Colony: I purchased an initial colony of 10 fish from Invertebrates by MsJinkzd on 12/3/2017. As they grew out, it became apparent that the fish were all males. Rachel O’Leary confirmed that the entire shipment seemed to be males. I purchased an additional 6 fish from The Wet Spot on 3/1/2018 requesting all females but knowing that it’s virtually impossible to sex juveniles. As the fish grew to adulthood, 3 of the 6 proved to be females. The entire group was raised to adulthood in a 55g tank, and then moved into a community barb tank which they share with 6 Dawkinsia assimilis (Mascara Barbs) and 10 Barbodes dunkeri (Clown Barbs). It is a very active, inquisitive, and peaceful community.

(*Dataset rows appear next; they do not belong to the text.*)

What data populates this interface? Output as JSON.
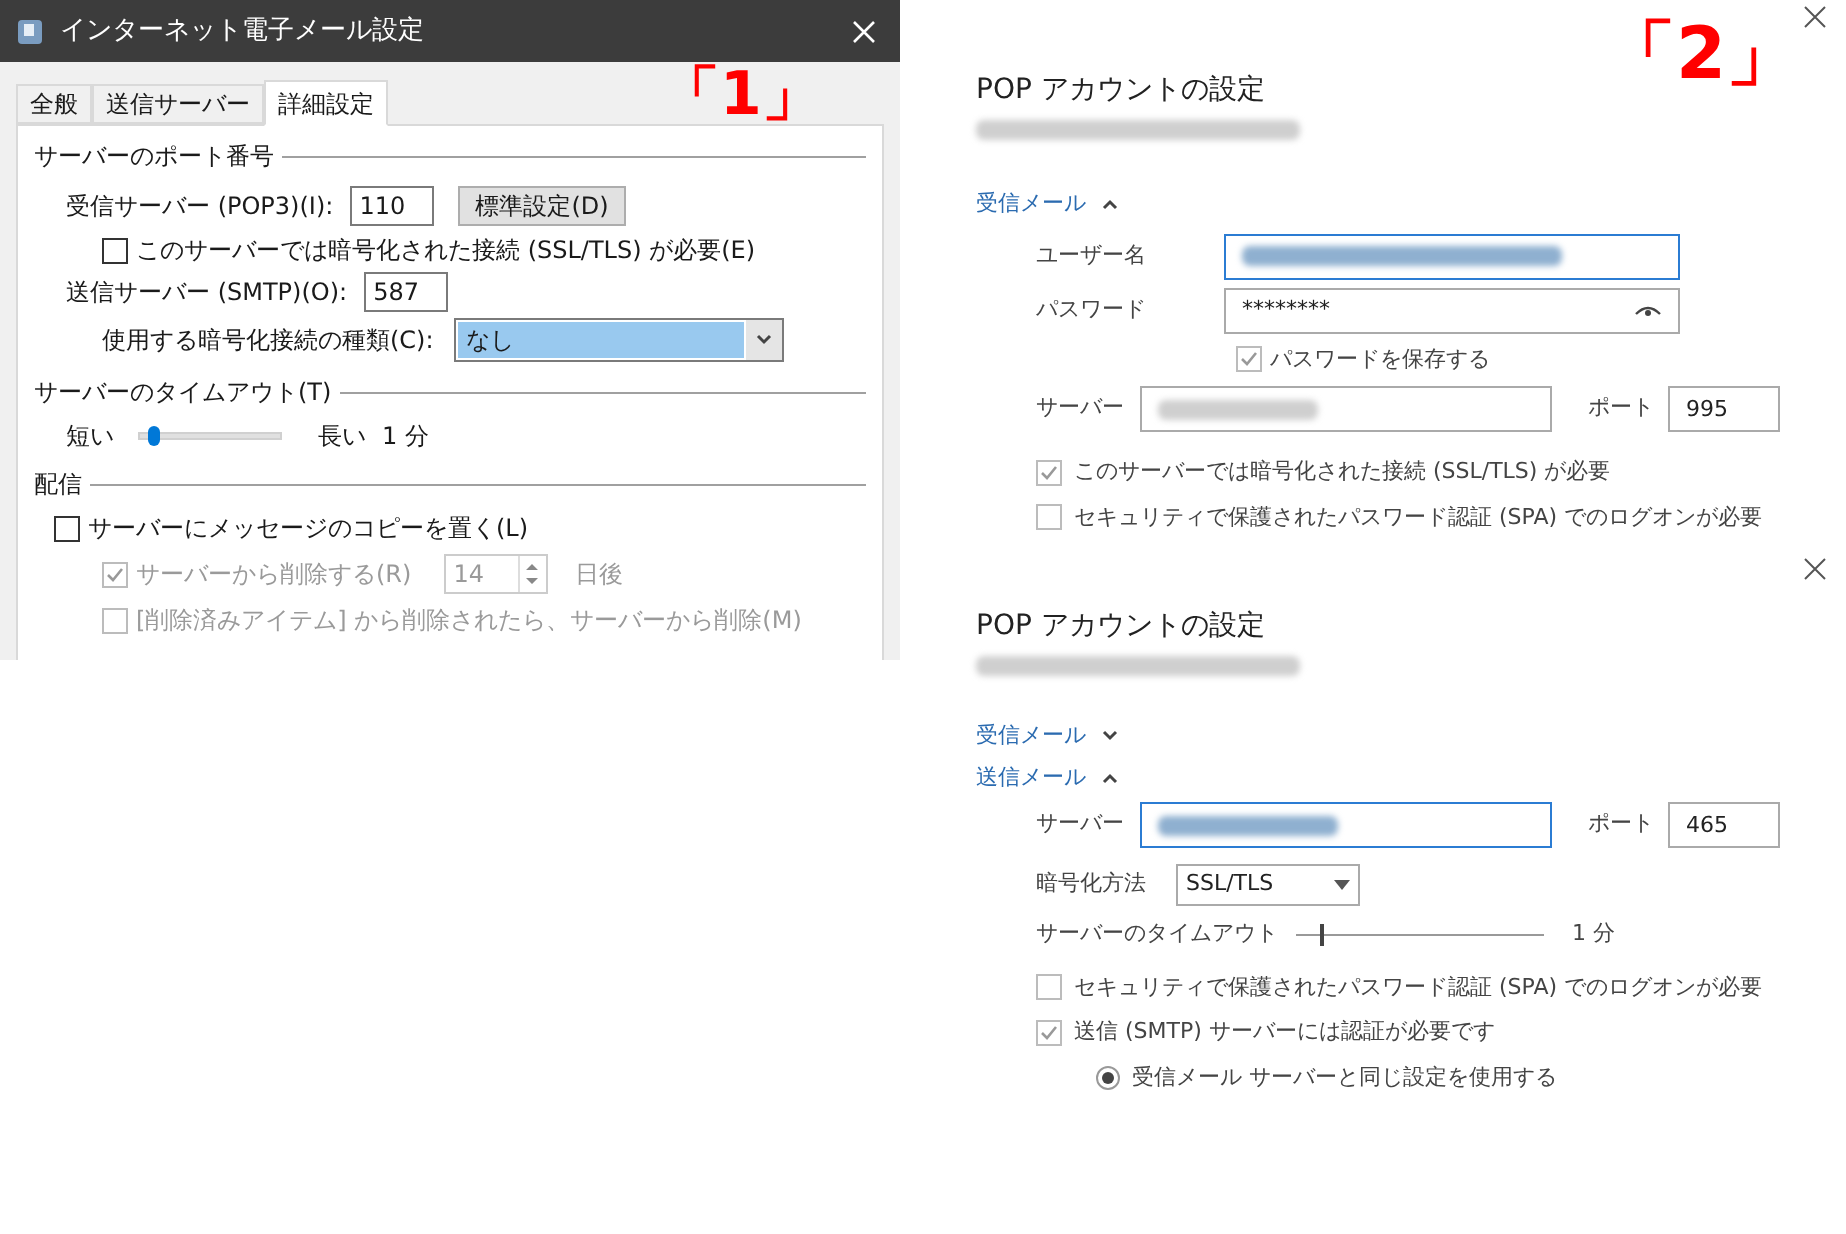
{
  "dialog": {
    "title": "インターネット電子メール設定",
    "marker": "「1」",
    "tabs": [
      {
        "label": "全般",
        "selected": false
      },
      {
        "label": "送信サーバー",
        "selected": false
      },
      {
        "label": "詳細設定",
        "selected": true
      }
    ],
    "ports": {
      "heading": "サーバーのポート番号",
      "incoming_label": "受信サーバー (POP3)(I):",
      "incoming_value": "110",
      "default_button": "標準設定(D)",
      "ssl": {
        "label": "このサーバーでは暗号化された接続 (SSL/TLS) が必要(E)",
        "checked": false
      },
      "outgoing_label": "送信サーバー (SMTP)(O):",
      "outgoing_value": "587",
      "encryption_label": "使用する暗号化接続の種類(C):",
      "encryption_value": "なし"
    },
    "timeout": {
      "heading": "サーバーのタイムアウト(T)",
      "short": "短い",
      "long": "長い",
      "value": "1 分",
      "level": 0.1
    },
    "delivery": {
      "heading": "配信",
      "days_value": "14",
      "days_unit": "日後",
      "options": [
        {
          "label": "サーバーにメッセージのコピーを置く(L)",
          "checked": false,
          "disabled": false
        },
        {
          "label": "サーバーから削除する(R)",
          "checked": true,
          "disabled": true
        },
        {
          "label": "[削除済みアイテム] から削除されたら、サーバーから削除(M)",
          "checked": false,
          "disabled": true
        }
      ]
    }
  },
  "panel_1": {
    "marker": "「2」",
    "title": "POP アカウントの設定",
    "incoming": {
      "label": "受信メール",
      "expanded": true
    },
    "username_label": "ユーザー名",
    "password_label": "パスワード",
    "password_value": "********",
    "save_password": {
      "label": "パスワードを保存する",
      "checked": true
    },
    "server_label": "サーバー",
    "port_label": "ポート",
    "port_value": "995",
    "checks": [
      {
        "label": "このサーバーでは暗号化された接続 (SSL/TLS) が必要",
        "checked": true
      },
      {
        "label": "セキュリティで保護されたパスワード認証 (SPA) でのログオンが必要",
        "checked": false
      }
    ]
  },
  "panel_2": {
    "title": "POP アカウントの設定",
    "incoming": {
      "label": "受信メール",
      "expanded": false
    },
    "outgoing": {
      "label": "送信メール",
      "expanded": true
    },
    "server_label": "サーバー",
    "port_label": "ポート",
    "port_value": "465",
    "encryption_label": "暗号化方法",
    "encryption_value": "SSL/TLS",
    "timeout": {
      "label": "サーバーのタイムアウト",
      "level": 0.1,
      "value": "1 分"
    },
    "checks": [
      {
        "label": "セキュリティで保護されたパスワード認証 (SPA) でのログオンが必要",
        "checked": false
      },
      {
        "label": "送信 (SMTP) サーバーには認証が必要です",
        "checked": true
      }
    ],
    "radios": [
      {
        "label": "受信メール サーバーと同じ設定を使用する",
        "selected": true
      }
    ]
  }
}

Tank Set-Up: The community of large barbs lives in a 180 g, unheated tank aquascaped with manzanita wood and stones. The substrate is CaribSea Peace River gravel. The only plants that can be grown with these fish are crinums, aponogeton, and Anubias. All others are devoured, but I’m not sure how much of this is the fault of the Odessa Barbs versus the other two species. Odessa Barbs do best within a subtropical temperature range of 68oF – 74oF. The water is relatively soft and neutral. Nitrates are generally kept in the range of 2.5 – 10 ppm. Running a surface skimmer is required as the barbs constantly graze on the abundant biofilm growing on the driftwood resulting in a very thick slick of biofilm on the water’s surface in the absence of a skimmer. Filtration is provided by a Fluval FX6, and extra current is provided by a powerhead placed at the opposite end of the tank to send water back toward the filter intake.

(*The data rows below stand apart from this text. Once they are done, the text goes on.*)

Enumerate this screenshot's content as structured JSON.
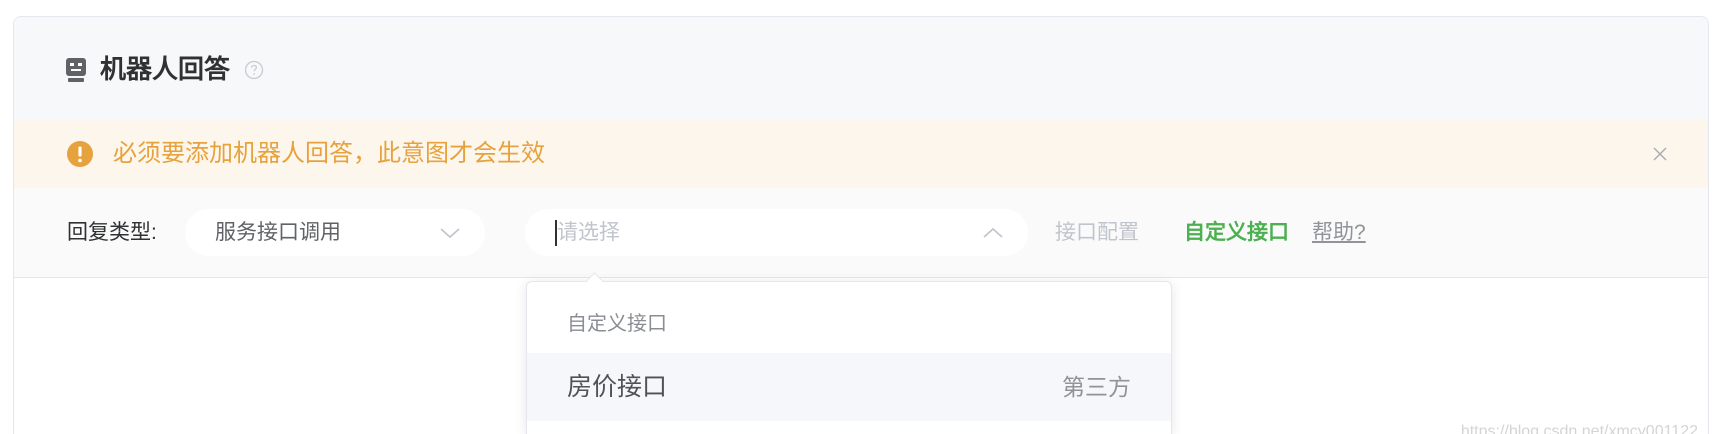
{
  "section": {
    "title": "机器人回答",
    "icon": "robot-icon",
    "help_icon": "question-circle-icon"
  },
  "alert": {
    "message": "必须要添加机器人回答，此意图才会生效",
    "icon": "warning-icon",
    "close_icon": "close-icon",
    "type": "warning"
  },
  "reply": {
    "label": "回复类型:",
    "type_select": {
      "value": "服务接口调用",
      "icon": "chevron-down-icon"
    },
    "interface_select": {
      "placeholder": "请选择",
      "icon": "chevron-up-icon",
      "expanded": true
    },
    "config_link": "接口配置",
    "custom_link": "自定义接口",
    "help_link": "帮助?"
  },
  "dropdown": {
    "group_title": "自定义接口",
    "options": [
      {
        "label": "房价接口",
        "tag": "第三方",
        "hovered": true
      }
    ]
  },
  "watermark": "https://blog.csdn.net/xmcy001122",
  "colors": {
    "header_bg": "#f7f8fa",
    "alert_bg": "#fdf6ec",
    "warning": "#e6a23c",
    "row_bg": "#fafafa",
    "link_green": "#4caf50",
    "muted": "#c0c4cc",
    "option_hover_bg": "#f5f7fa"
  }
}
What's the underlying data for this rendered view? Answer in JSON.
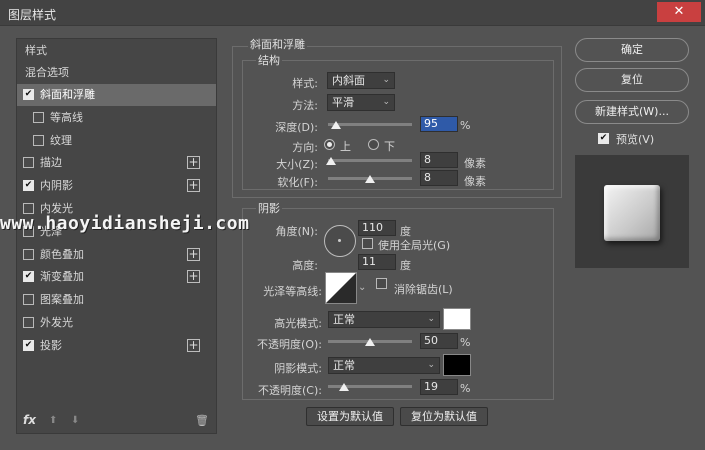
{
  "window": {
    "title": "图层样式",
    "close_glyph": "✕"
  },
  "left_panel": {
    "header": "样式",
    "blend_options": "混合选项",
    "items": [
      {
        "label": "斜面和浮雕",
        "checked": true,
        "selected": true,
        "plus": false,
        "indent": false
      },
      {
        "label": "等高线",
        "checked": false,
        "selected": false,
        "plus": false,
        "indent": true
      },
      {
        "label": "纹理",
        "checked": false,
        "selected": false,
        "plus": false,
        "indent": true
      },
      {
        "label": "描边",
        "checked": false,
        "selected": false,
        "plus": true,
        "indent": false
      },
      {
        "label": "内阴影",
        "checked": true,
        "selected": false,
        "plus": true,
        "indent": false
      },
      {
        "label": "内发光",
        "checked": false,
        "selected": false,
        "plus": false,
        "indent": false
      },
      {
        "label": "光泽",
        "checked": false,
        "selected": false,
        "plus": false,
        "indent": false
      },
      {
        "label": "颜色叠加",
        "checked": false,
        "selected": false,
        "plus": true,
        "indent": false
      },
      {
        "label": "渐变叠加",
        "checked": true,
        "selected": false,
        "plus": true,
        "indent": false
      },
      {
        "label": "图案叠加",
        "checked": false,
        "selected": false,
        "plus": false,
        "indent": false
      },
      {
        "label": "外发光",
        "checked": false,
        "selected": false,
        "plus": false,
        "indent": false
      },
      {
        "label": "投影",
        "checked": true,
        "selected": false,
        "plus": true,
        "indent": false
      }
    ],
    "fx_label": "fx",
    "check_glyph": "✔",
    "plus_glyph": "+",
    "up_glyph": "⬆",
    "down_glyph": "⬇",
    "trash_glyph": "🗑"
  },
  "bevel": {
    "group_title": "斜面和浮雕",
    "structure_title": "结构",
    "style_label": "样式:",
    "style_value": "内斜面",
    "method_label": "方法:",
    "method_value": "平滑",
    "depth_label": "深度(D):",
    "depth_value": "95",
    "depth_unit": "%",
    "depth_fraction": 0.095,
    "direction_label": "方向:",
    "direction_up": "上",
    "direction_down": "下",
    "size_label": "大小(Z):",
    "size_value": "8",
    "size_unit": "像素",
    "size_fraction": 0.03,
    "soften_label": "软化(F):",
    "soften_value": "8",
    "soften_unit": "像素",
    "soften_fraction": 0.5
  },
  "shading": {
    "title": "阴影",
    "angle_label": "角度(N):",
    "angle_value": "110",
    "angle_unit": "度",
    "global_light_label": "使用全局光(G)",
    "altitude_label": "高度:",
    "altitude_value": "11",
    "altitude_unit": "度",
    "gloss_label": "光泽等高线:",
    "antialias_label": "消除锯齿(L)",
    "highlight_mode_label": "高光模式:",
    "highlight_mode_value": "正常",
    "highlight_color": "#ffffff",
    "opacity1_label": "不透明度(O):",
    "opacity1_value": "50",
    "opacity1_unit": "%",
    "opacity1_fraction": 0.5,
    "shadow_mode_label": "阴影模式:",
    "shadow_mode_value": "正常",
    "shadow_color": "#000000",
    "opacity2_label": "不透明度(C):",
    "opacity2_value": "19",
    "opacity2_unit": "%",
    "opacity2_fraction": 0.19,
    "dropdown_glyph": "⌄"
  },
  "bottom_buttons": {
    "set_default": "设置为默认值",
    "reset_default": "复位为默认值"
  },
  "right_panel": {
    "ok": "确定",
    "reset": "复位",
    "new_style": "新建样式(W)...",
    "preview_label": "预览(V)",
    "preview_checked": true
  },
  "watermark": "www.haoyidiansheji.com"
}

Spawning: Catching fish in this heavily aquascaped setup would be nigh impossible, so spawning in situ is de rigueur. From time-to-time Odessa fry have appeared but to date only one has survived to become a subadult. The others are snacked on by the Clown Barbs which easily slurp up juveniles. So, for spawning and raising fry in numbers to be successful, capture and removal of the eggs are a must. After deep gravel siphoning and tank cleaning, accompanied by thoroughly rinsing filter media and a series of increasingly large water changes, two spawning baskets were prepared (the usual Ikea shoebox filled with marbles 2-3 layers deep, overlaid with plastic egg crate, overlaid by needlepoint canvas, overlaid by green synthetic spawning mops) and placed in the center of the tank. Odessa Barbs spawn after lights on under bright light.

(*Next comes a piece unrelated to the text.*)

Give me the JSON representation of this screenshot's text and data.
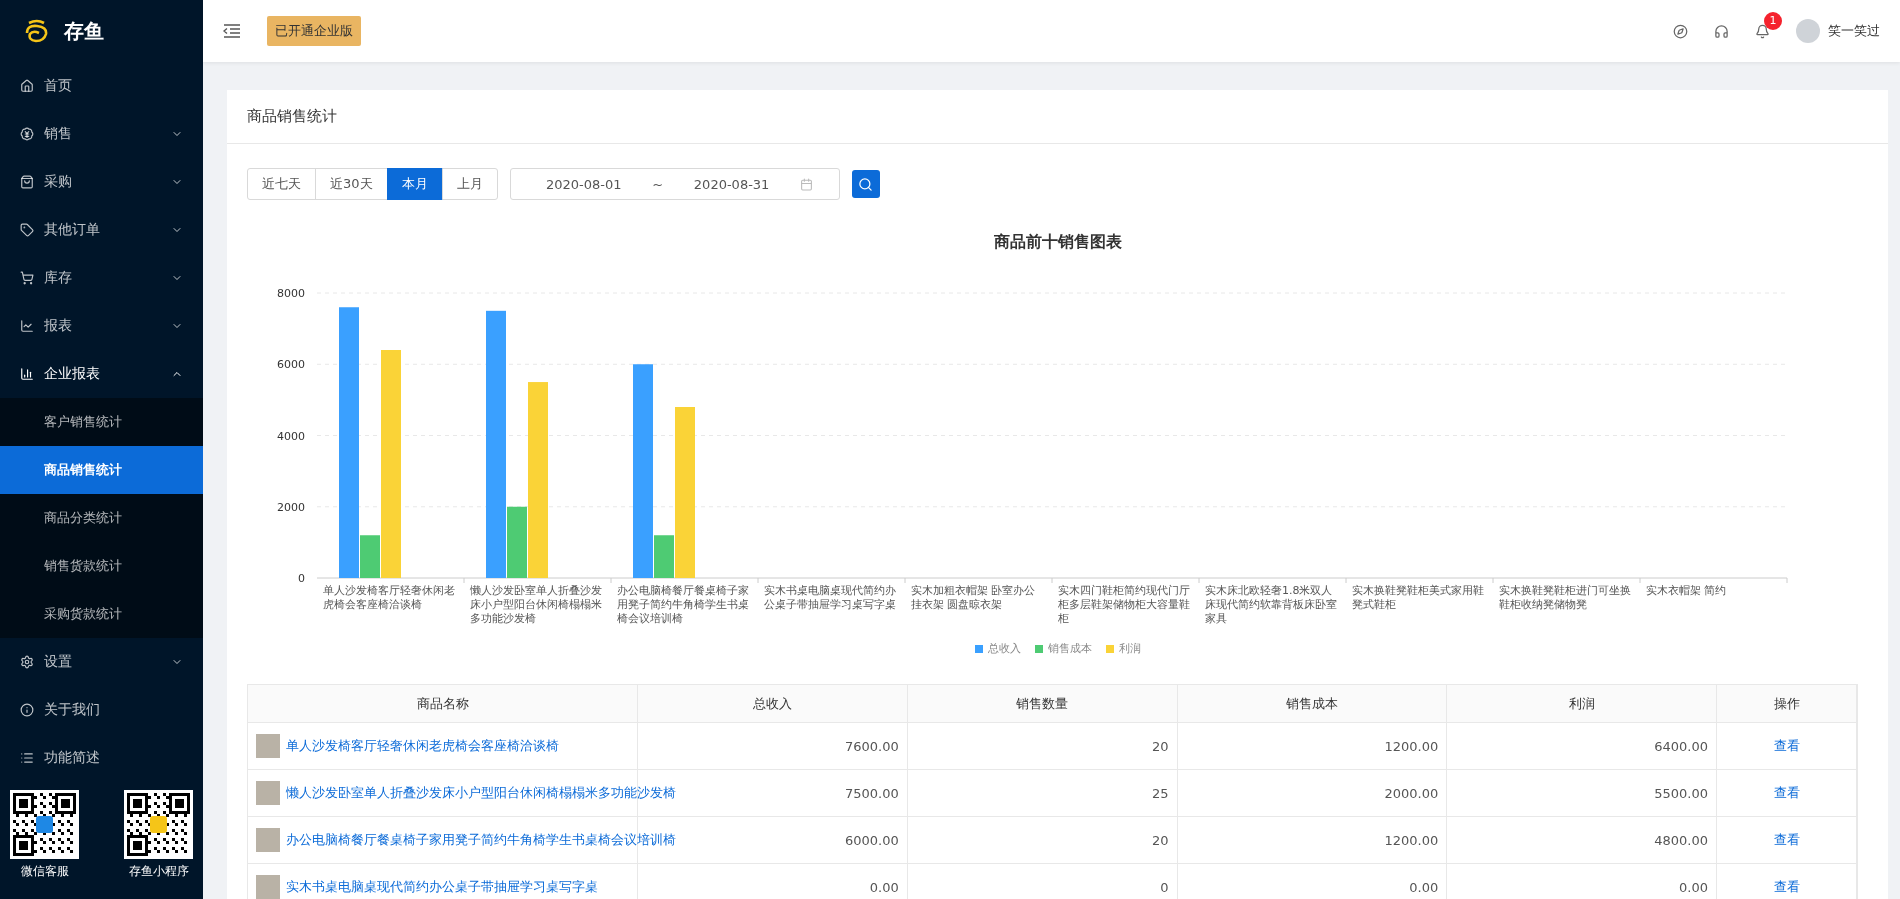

In good tank conditions, fully adult males are colored up black and crimson red virtually all the time. When spawning, the males chase each other in whirling displays of prowess. No one seems to get injured apart from the occasional scrape from bumping into driftwood. Then they try to lure the females into the spawning basket. Spawning is the typical side-by-side clutch of barbs without inversion. Because there is a surplus of males relative to females, it can be hard for a pair to settle long enough to successfully spawn in the baskets. There have been many failed attempts to collect the eggs.
On 10/25-26/2019, there was success at last. The trick seemed to be leaving the spawning baskets in for 48 hours giving the barbs two full days to settle down enough for pairs to sneak in and drop eggs. On 10/26/2019, I pulled >100 eggs from the two baskets and placed them in a large, unheated Kritter Keeper with small box filter. The entire volume of this hatching box was filled with loose java moss and placed on a dark brown towel which was then wrapped around the bottom of the tank so that the bottom of the tank would be relatively dark and the top would have subdued, ambient lighting. The water temperature is 70oF.
Raising Fry: The fry began to hatch about 3 days later. By October 29 two larval fish were spotted. By November 3 at least six, and by November 5 at least fifteen were free-swimming. During the first week after they became free-swimming, the fry were fed twice a day, once with a mixture of rotifers and euglena, and once with a slurry of vinegar eels, microworms, and both 5-50 and 50-100 micron Golden Pearls. Week 2 the above diet was supplemented with paramecium.
Two spawning boxes placed in the 180g community tank
Hatching tank is large Kritter Keeper
Free-swimming fry 10 days after eggs were pulled, perhaps 7 days after hatching with Christmas moss for scale